As noted in a previous GMK Alert, employers with a non-unionized workforce generally believe that they need not be concerned with issues involving the National Labor Relations Act (NLRA) and its enforcement agency, the National Labor Relations Board (NLRB). However, the increased use of social media by employees to complain about their employers or raise issues concerning the workplace has resulted in a number of cases before the NLRB filed by employees who are not represented by a union.

Under the NLRA, employers cannot discriminate against or otherwise interfere with an employee’s right to engage in protected concerted activity – basically engaging in conduct with co-workers, or on behalf of co-workers, to improve wages, hours or working conditions. Discussions among employees on these matters will generally fall within this definition. Such conduct is now taking place more often through social media such as Facebook pages, Twitter accounts and YouTube postings.

In August the NLRB’s Acting General Counsel issued a report on these types of cases as guidance to practitioners and human resource professionals. In addition, some recent decisions by NLRB Administrative Law Judges also shed light on how the NLRB views the use of social media by employees and the employers’ response to such use. These cases and report suggest that there will be a finding that an employee has engaged in protected concerted activity when there are discussions with co-workers (such as a Facebook posting and responses) or comments by a single employee that are intended to initiate or induce group action that concerns wages, hours or working conditions, even if the connection to such is minimal. Therefore, any action taken against an employee for engaging in such conduct would presumably be an unfair labor practice. [If the employee comments or postings are “opprobrious” (such as outrageous outbursts, threatening language, or causing a significant work interruption) the employee can lose the Act’s protection. However, this exception is narrowly construed.] Certain inappropriate or offensive conduct on a social media site has been found not to constitute protected concerted activity when it did not relate to terms or conditions of employment or did not seek to involve other employees in employment-related issues. Thus, postings or tweets that are general complaints made to the public or to family and friends may result in lawful action by the employer against the employee.

Furthermore, handbook language that restricts activity protected by the NLRA (or is a response to union activity) can also violate the Act, whether the restriction is explicit or may reasonably be construed to have such an effect. Language that broadly prohibits disrespectful or disparaging comments or other “offensive conduct” would presumably be unlawful. Although certain language might appear to be acceptable (e.g., prohibiting social media use that disregarded the privacy rights of another individual; or prohibiting language that might damage the reputation or goodwill of the employer), the NLRB has stated that, because such language could restrict concerted activity concerning terms and conditions of employment, the language was overbroad.

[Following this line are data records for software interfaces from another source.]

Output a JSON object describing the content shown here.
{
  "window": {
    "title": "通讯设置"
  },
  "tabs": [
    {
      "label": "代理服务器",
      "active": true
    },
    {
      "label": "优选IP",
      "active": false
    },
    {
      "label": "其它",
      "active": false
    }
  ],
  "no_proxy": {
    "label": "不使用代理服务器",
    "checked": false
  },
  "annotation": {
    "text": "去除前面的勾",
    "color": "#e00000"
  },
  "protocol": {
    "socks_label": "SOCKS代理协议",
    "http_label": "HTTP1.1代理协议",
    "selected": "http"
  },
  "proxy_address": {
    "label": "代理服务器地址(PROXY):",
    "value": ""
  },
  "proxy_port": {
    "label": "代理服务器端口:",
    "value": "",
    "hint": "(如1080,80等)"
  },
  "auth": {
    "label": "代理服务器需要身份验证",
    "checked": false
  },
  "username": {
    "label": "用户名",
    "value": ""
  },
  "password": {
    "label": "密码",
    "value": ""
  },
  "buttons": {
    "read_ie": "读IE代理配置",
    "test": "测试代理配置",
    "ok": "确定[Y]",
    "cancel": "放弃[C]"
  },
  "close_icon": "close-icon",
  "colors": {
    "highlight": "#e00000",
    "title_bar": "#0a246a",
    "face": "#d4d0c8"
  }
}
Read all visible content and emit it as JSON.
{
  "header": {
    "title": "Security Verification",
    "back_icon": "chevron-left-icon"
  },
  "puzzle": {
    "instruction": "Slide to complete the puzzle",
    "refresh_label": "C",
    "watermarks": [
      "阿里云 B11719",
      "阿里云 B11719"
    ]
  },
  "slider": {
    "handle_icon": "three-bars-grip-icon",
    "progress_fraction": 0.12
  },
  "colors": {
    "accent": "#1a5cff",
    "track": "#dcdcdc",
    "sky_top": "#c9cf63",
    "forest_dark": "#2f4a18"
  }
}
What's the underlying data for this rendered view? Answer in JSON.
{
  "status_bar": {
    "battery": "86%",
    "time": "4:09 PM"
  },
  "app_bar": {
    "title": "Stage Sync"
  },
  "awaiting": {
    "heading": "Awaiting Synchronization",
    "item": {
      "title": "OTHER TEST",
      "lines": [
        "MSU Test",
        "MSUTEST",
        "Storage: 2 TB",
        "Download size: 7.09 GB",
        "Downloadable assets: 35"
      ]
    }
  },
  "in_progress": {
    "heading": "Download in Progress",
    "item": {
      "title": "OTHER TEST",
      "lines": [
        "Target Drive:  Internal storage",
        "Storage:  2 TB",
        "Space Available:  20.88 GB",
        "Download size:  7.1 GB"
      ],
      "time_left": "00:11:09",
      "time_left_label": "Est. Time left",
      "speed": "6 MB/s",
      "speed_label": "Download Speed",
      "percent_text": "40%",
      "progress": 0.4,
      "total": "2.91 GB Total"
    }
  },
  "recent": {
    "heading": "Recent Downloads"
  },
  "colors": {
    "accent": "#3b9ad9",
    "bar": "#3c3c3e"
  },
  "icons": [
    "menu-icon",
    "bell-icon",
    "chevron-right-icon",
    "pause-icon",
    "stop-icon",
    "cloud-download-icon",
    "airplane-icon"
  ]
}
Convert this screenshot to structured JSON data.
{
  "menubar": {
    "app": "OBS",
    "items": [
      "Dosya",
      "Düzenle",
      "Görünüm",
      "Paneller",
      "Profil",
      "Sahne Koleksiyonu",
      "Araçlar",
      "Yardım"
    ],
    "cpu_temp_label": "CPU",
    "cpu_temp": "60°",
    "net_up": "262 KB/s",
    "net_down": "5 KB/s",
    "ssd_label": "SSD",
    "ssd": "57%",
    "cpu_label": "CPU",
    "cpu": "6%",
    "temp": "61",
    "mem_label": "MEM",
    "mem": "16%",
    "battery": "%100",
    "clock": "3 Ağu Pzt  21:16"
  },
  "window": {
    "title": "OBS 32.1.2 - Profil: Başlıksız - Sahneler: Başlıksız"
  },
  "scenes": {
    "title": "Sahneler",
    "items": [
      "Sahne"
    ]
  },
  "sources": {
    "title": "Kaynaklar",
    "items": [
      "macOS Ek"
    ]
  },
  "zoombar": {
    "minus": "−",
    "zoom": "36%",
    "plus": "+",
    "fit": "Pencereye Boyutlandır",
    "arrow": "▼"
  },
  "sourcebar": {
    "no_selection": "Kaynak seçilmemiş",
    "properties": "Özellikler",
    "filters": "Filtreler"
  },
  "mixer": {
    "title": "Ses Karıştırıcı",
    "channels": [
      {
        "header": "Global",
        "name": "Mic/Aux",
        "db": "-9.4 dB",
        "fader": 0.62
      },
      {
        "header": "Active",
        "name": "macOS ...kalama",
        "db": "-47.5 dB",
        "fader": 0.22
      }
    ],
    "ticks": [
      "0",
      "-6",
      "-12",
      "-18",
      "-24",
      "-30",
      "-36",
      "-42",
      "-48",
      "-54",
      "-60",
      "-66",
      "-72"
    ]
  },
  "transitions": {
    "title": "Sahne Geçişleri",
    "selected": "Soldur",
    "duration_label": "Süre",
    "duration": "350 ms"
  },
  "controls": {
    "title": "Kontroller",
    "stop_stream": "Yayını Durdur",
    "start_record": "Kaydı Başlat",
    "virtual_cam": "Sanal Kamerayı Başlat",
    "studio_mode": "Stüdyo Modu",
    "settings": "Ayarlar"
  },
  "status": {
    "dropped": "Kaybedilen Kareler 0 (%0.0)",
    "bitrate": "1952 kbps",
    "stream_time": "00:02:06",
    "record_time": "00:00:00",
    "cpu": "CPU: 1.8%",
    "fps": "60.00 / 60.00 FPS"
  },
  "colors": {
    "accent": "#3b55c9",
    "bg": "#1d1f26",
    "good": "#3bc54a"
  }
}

What this means for you

It is important for all employers to have a policy that restricts personal use of social media during working hours and/or using the employer’s equipment; prohibits harassment or discrimination through the use of social media; and protects the employer’s trade secrets and other confidential information. However, it is also important for the employer to make sure that its policy and practice in this area respect the rights of the employees to engage in protected concerted activity. Language that does not allow employees to discuss among themselves or with others their wages, hours or working conditions, or prohibits any criticism of management or the company should not be used.

For assistance with developing or implementing an appropriate social media policy please contact GMK employment law attorney Jeanne Flaherty at 818-755-0444 or jflaherty@gmklaw.com.